[Data about app and page elements]
━━━━━━

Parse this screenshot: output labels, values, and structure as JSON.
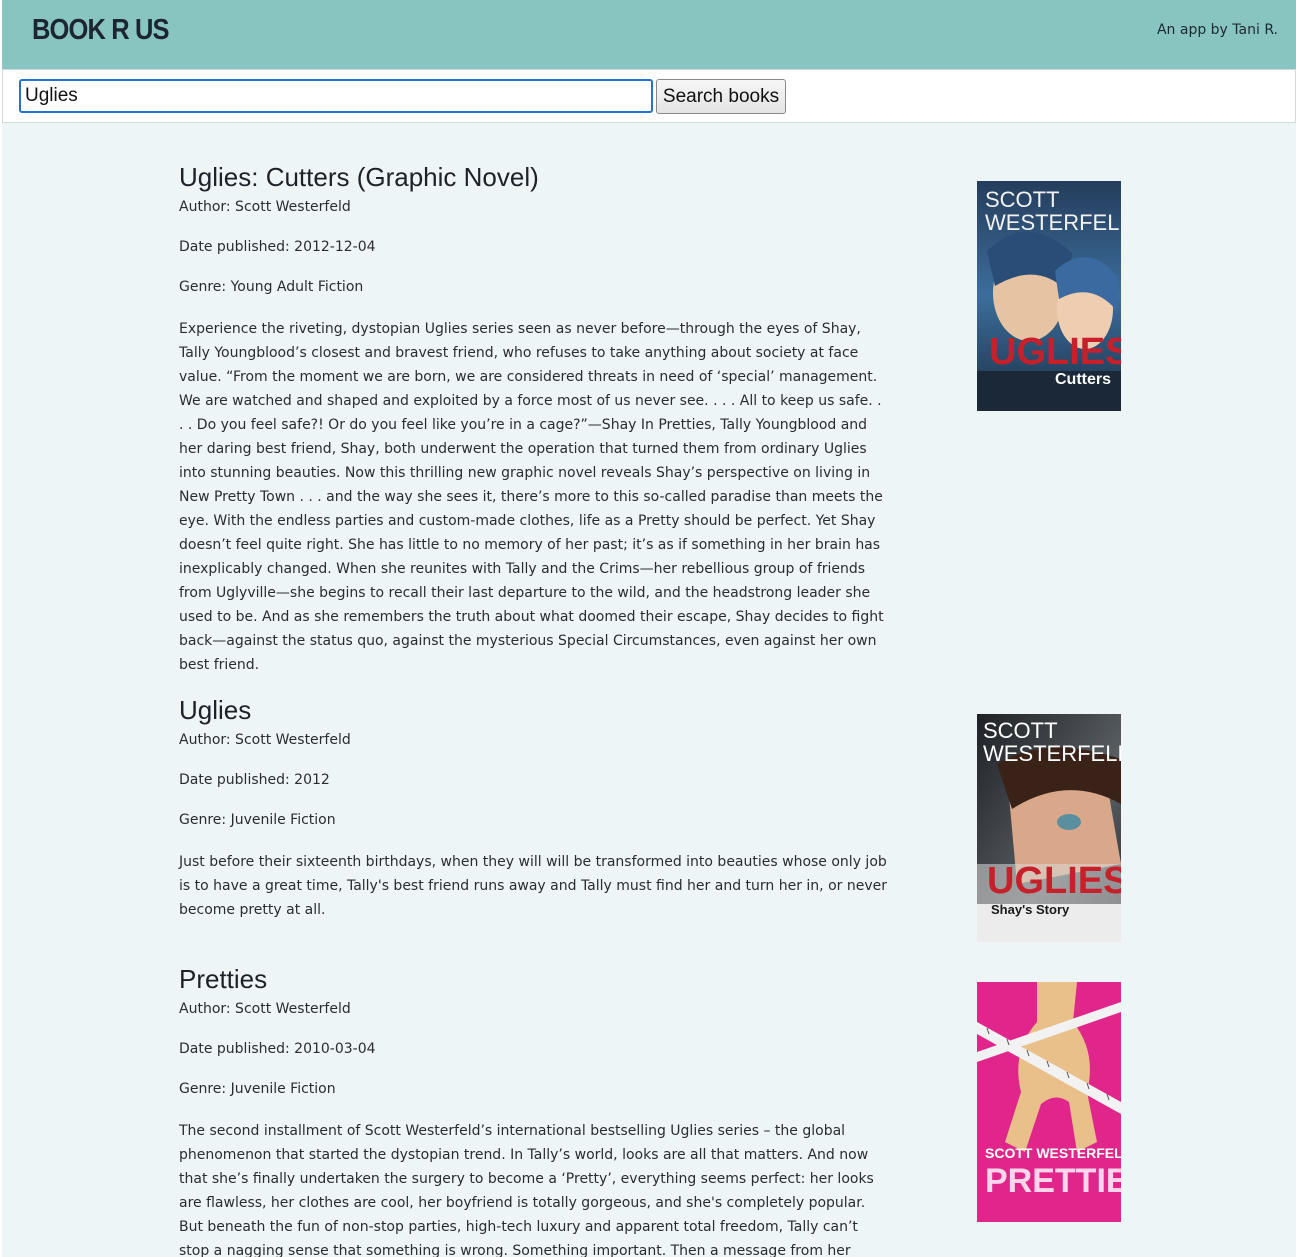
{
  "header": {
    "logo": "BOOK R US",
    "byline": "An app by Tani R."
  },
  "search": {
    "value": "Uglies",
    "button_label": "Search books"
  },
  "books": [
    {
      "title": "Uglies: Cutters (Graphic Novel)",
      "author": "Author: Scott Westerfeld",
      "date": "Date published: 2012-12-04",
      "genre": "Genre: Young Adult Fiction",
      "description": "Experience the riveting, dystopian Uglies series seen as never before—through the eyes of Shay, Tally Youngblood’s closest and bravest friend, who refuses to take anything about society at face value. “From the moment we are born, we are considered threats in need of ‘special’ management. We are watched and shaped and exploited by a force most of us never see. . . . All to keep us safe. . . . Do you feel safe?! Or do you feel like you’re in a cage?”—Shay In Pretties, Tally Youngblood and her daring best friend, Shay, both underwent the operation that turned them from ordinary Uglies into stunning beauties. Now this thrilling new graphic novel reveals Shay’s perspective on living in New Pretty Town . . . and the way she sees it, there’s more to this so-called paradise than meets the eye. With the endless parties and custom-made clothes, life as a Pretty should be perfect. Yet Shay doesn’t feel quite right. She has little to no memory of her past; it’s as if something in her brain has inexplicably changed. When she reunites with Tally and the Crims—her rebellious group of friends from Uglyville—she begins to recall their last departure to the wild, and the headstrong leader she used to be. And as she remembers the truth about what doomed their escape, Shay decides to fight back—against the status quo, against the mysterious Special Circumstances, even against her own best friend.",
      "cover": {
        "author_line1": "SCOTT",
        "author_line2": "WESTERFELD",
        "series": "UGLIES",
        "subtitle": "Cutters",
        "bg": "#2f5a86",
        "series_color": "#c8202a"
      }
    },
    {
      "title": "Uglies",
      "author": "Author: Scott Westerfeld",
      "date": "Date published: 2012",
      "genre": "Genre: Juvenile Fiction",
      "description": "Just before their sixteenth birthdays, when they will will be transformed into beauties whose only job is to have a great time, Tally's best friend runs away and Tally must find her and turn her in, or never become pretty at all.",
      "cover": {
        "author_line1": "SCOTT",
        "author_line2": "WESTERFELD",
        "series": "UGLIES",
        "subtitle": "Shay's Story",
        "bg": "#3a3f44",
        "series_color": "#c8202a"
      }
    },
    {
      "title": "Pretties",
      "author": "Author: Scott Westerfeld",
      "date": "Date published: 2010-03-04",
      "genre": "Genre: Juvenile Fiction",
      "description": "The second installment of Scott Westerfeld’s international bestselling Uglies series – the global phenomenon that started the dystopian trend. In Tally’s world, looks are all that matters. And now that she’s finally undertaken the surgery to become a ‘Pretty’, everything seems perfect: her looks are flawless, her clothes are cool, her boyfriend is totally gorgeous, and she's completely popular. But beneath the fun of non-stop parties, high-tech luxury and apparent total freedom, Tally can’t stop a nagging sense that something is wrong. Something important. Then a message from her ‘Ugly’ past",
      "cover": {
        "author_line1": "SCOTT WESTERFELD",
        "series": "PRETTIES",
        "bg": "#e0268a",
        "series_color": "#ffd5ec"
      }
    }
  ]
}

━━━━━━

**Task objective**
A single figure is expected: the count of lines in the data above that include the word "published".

**Exercise result**
3